## ACTIVITY
Quote all of the data that follows exactly as written, skipping the images.

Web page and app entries
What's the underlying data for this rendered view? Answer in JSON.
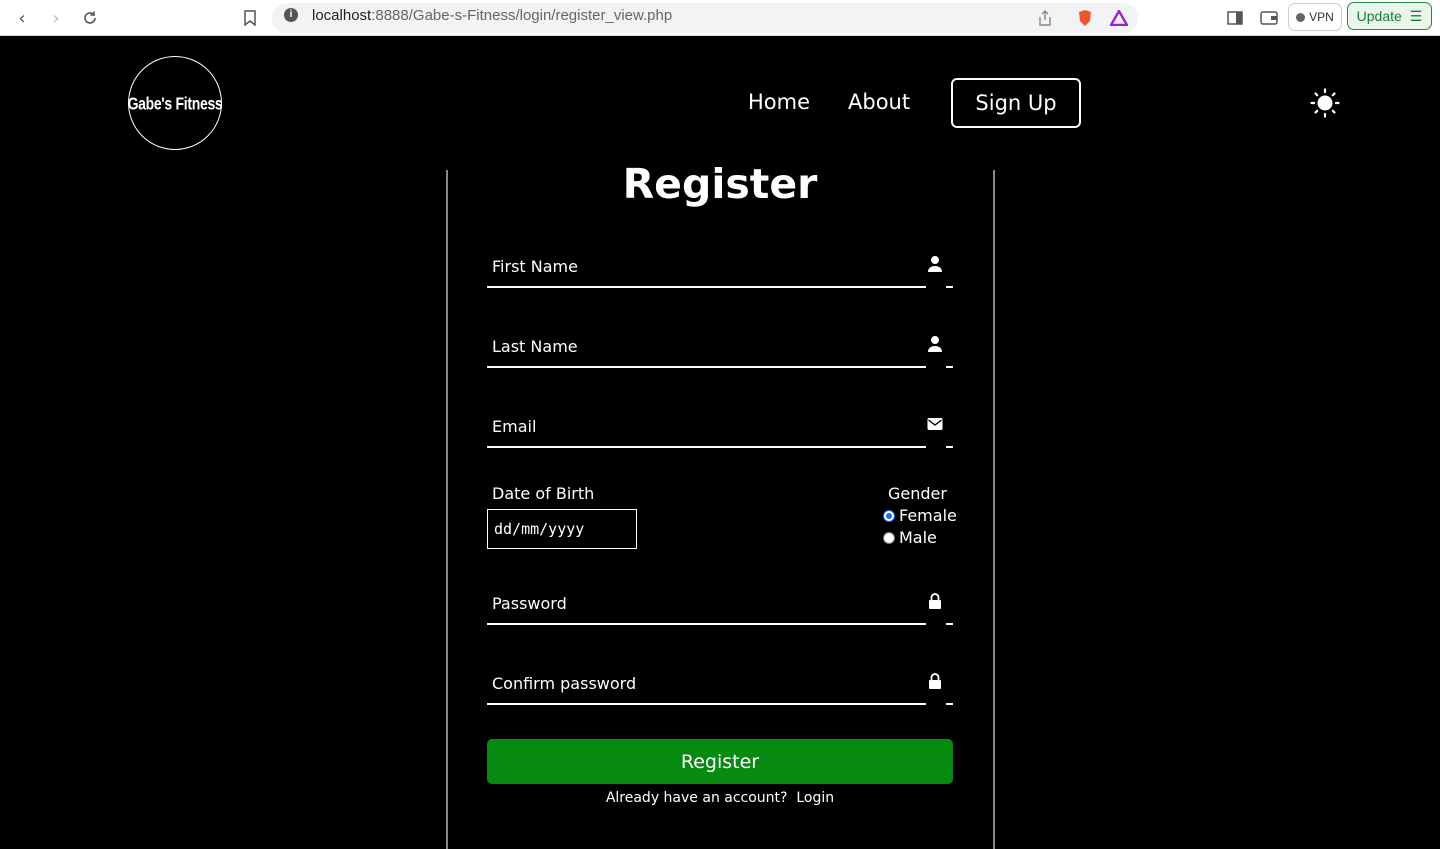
{
  "browser": {
    "url_host": "localhost",
    "url_path": ":8888/Gabe-s-Fitness/login/register_view.php",
    "vpn_label": "VPN",
    "update_label": "Update"
  },
  "header": {
    "logo_text": "Gabe's Fitness",
    "nav": {
      "home": "Home",
      "about": "About",
      "signup": "Sign Up"
    }
  },
  "form": {
    "title": "Register",
    "first_name": "First Name",
    "last_name": "Last Name",
    "email": "Email",
    "dob_label": "Date of Birth",
    "dob_placeholder": "dd/mm/yyyy",
    "gender_label": "Gender",
    "gender_options": [
      "Female",
      "Male"
    ],
    "gender_selected": "Female",
    "password": "Password",
    "confirm_password": "Confirm password",
    "submit": "Register",
    "login_prompt": "Already have an account?",
    "login_link": "Login"
  },
  "colors": {
    "background": "#000000",
    "register_button": "#068b10",
    "radio_selected": "#1a6cf0"
  }
}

## RESULT
What's the underlying data for this rendered view? Answer in JSON.
{
  "browser": {
    "url_host": "localhost",
    "url_path": ":8888/Gabe-s-Fitness/login/register_view.php",
    "vpn_label": "VPN",
    "update_label": "Update"
  },
  "header": {
    "logo_text": "Gabe's Fitness",
    "nav": {
      "home": "Home",
      "about": "About",
      "signup": "Sign Up"
    }
  },
  "form": {
    "title": "Register",
    "first_name": "First Name",
    "last_name": "Last Name",
    "email": "Email",
    "dob_label": "Date of Birth",
    "dob_placeholder": "dd/mm/yyyy",
    "gender_label": "Gender",
    "gender_options": [
      "Female",
      "Male"
    ],
    "gender_selected": "Female",
    "password": "Password",
    "confirm_password": "Confirm password",
    "submit": "Register",
    "login_prompt": "Already have an account?",
    "login_link": "Login"
  },
  "colors": {
    "background": "#000000",
    "register_button": "#068b10",
    "radio_selected": "#1a6cf0"
  }
}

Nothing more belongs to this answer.